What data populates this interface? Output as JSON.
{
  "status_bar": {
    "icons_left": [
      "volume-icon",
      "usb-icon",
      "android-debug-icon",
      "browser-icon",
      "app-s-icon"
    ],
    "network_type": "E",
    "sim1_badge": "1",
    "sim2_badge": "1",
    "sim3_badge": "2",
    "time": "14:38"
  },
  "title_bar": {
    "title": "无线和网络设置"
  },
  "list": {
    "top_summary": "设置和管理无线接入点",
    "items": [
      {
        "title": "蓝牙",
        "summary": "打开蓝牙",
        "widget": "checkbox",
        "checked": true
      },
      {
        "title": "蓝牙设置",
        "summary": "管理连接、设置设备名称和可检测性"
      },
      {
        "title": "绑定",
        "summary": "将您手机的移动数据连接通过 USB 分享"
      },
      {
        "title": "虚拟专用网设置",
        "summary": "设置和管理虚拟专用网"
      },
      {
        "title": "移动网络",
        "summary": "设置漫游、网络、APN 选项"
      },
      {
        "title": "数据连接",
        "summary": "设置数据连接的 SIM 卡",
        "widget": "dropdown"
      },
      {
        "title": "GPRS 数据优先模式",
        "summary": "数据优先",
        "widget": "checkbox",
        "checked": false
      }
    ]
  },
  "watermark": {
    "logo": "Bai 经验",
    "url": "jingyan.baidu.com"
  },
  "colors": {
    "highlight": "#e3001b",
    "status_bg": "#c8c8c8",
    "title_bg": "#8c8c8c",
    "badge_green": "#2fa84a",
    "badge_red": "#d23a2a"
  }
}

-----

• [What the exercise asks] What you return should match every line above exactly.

• [Result below]
What data populates this interface? Output as JSON.
{
  "status_bar": {
    "icons_left": [
      "volume-icon",
      "usb-icon",
      "android-debug-icon",
      "browser-icon",
      "app-s-icon"
    ],
    "network_type": "E",
    "sim1_badge": "1",
    "sim2_badge": "1",
    "sim3_badge": "2",
    "time": "14:38"
  },
  "title_bar": {
    "title": "无线和网络设置"
  },
  "list": {
    "top_summary": "设置和管理无线接入点",
    "items": [
      {
        "title": "蓝牙",
        "summary": "打开蓝牙",
        "widget": "checkbox",
        "checked": true
      },
      {
        "title": "蓝牙设置",
        "summary": "管理连接、设置设备名称和可检测性"
      },
      {
        "title": "绑定",
        "summary": "将您手机的移动数据连接通过 USB 分享"
      },
      {
        "title": "虚拟专用网设置",
        "summary": "设置和管理虚拟专用网"
      },
      {
        "title": "移动网络",
        "summary": "设置漫游、网络、APN 选项"
      },
      {
        "title": "数据连接",
        "summary": "设置数据连接的 SIM 卡",
        "widget": "dropdown"
      },
      {
        "title": "GPRS 数据优先模式",
        "summary": "数据优先",
        "widget": "checkbox",
        "checked": false
      }
    ]
  },
  "watermark": {
    "logo": "Bai 经验",
    "url": "jingyan.baidu.com"
  },
  "colors": {
    "highlight": "#e3001b",
    "status_bg": "#c8c8c8",
    "title_bg": "#8c8c8c",
    "badge_green": "#2fa84a",
    "badge_red": "#d23a2a"
  }
}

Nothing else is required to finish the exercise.